New research published in the journal JAMA Pediatrics suggests that childhood poverty can produce structural changes in the brain and result in academic insufficiency.
For the study, Seth Pollak, of the University of Wisconsin-Madison, and his team analyzed magnetic resonance imaging (MRI) scans of 389 children and adolescents between the ages of four and 22 years old. These children were developing at a typical rate (sociodemographic and neuroimaging data were available for the team to analyze.)
Cognitive and academic achievement test results were taken with the scans of brain tissue, which included gray matter of the brain, the hippocampus, the temporal lobe, and the frontal lobe.

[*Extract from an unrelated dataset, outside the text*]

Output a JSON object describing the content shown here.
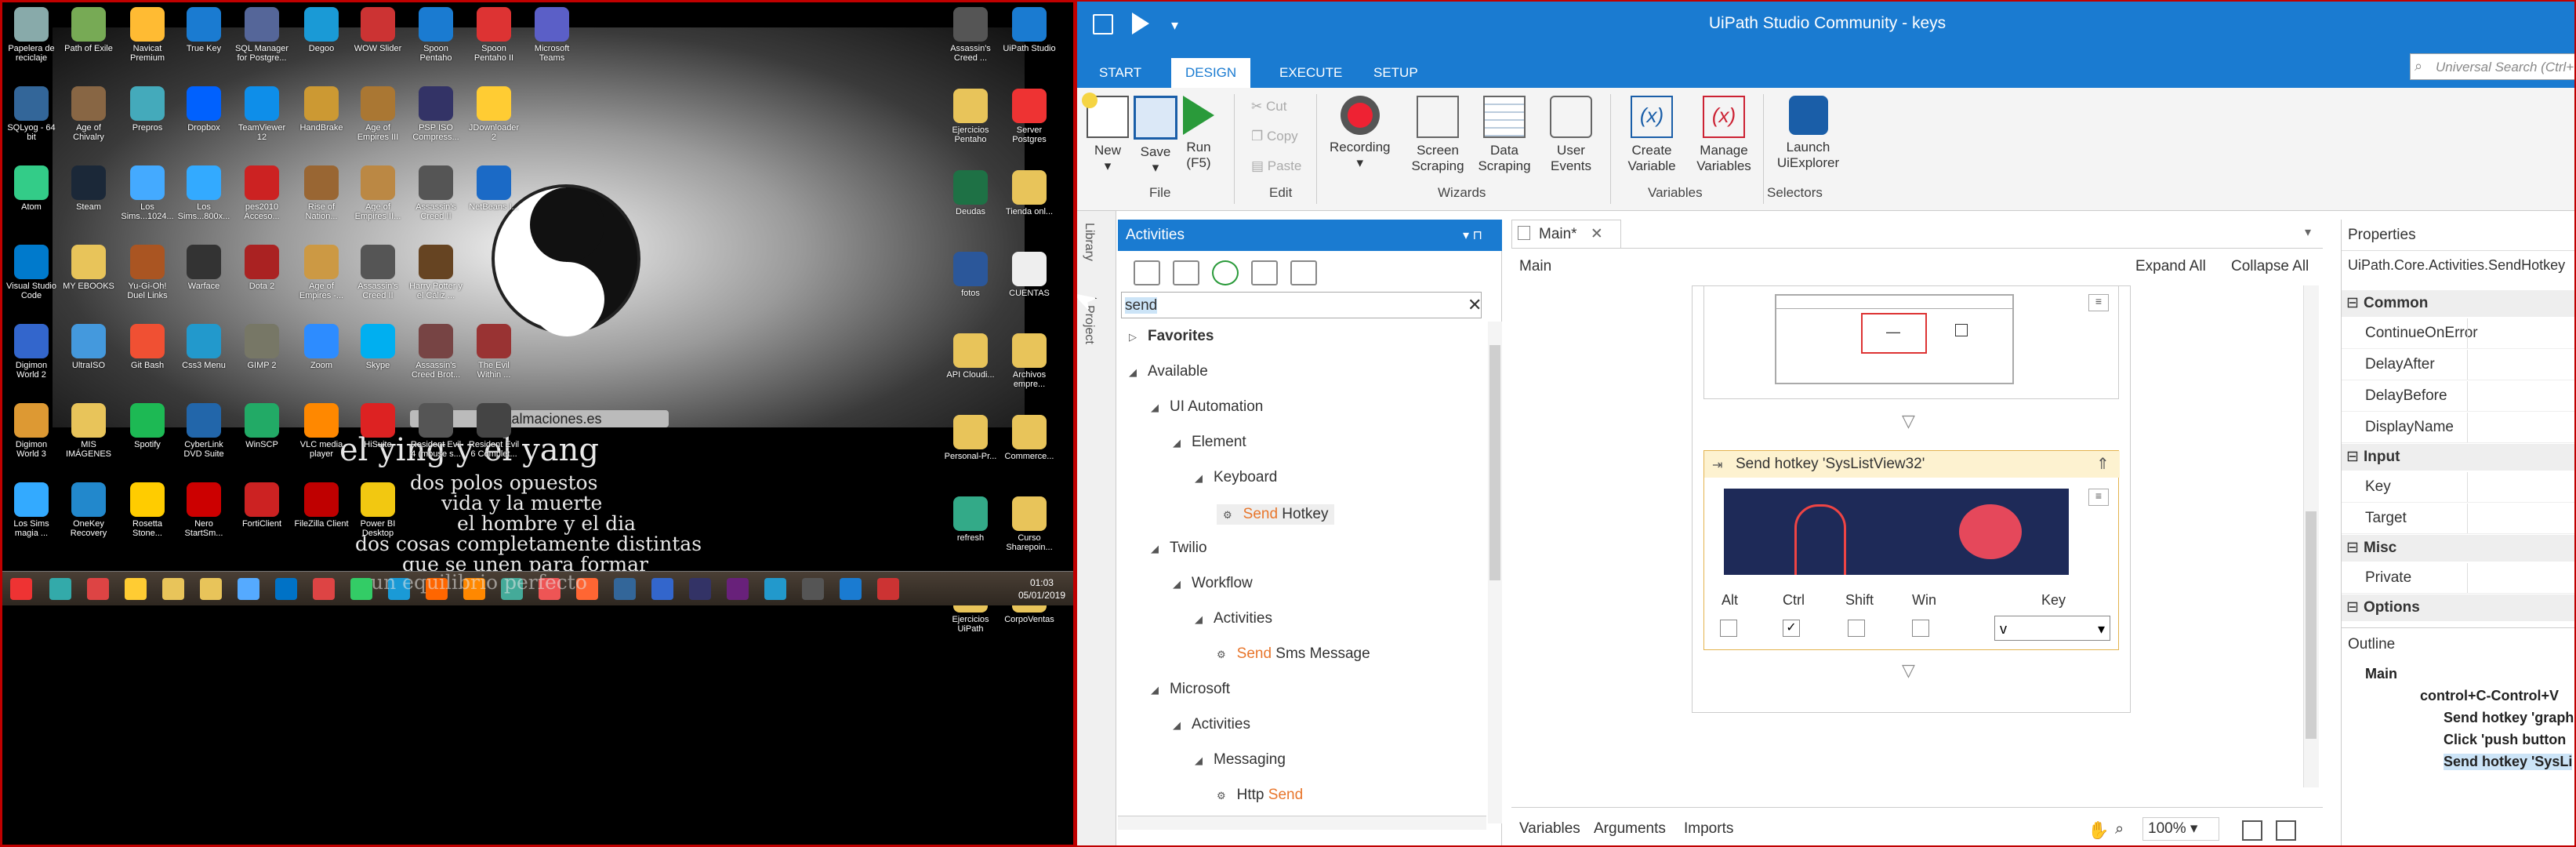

The researchers found that regional gray matter was between eight percent and 10% below the normal development level for a child’s brain who fell under the federal poverty level.
The regional gray matter was three to four percent below the developmental norm for children who lived below 150% of the federal poverty level. Children who come from low-income housing scored four to seven points lower on tests.
The study concludes that the development in certain brain regions appears to be sensitive to a child’s environment and nurturance.
The team believes that interventions aimed at improving a child’s environment could modify the link between childhood poverty and academic insufficiency.
Source for Today’s Article:
MacGill, M., “Poorer children develop ‘smaller brains’,” Medical News Today web site, July 21, 2015; http://www.medicalnewstoday.com/articles/296998.php.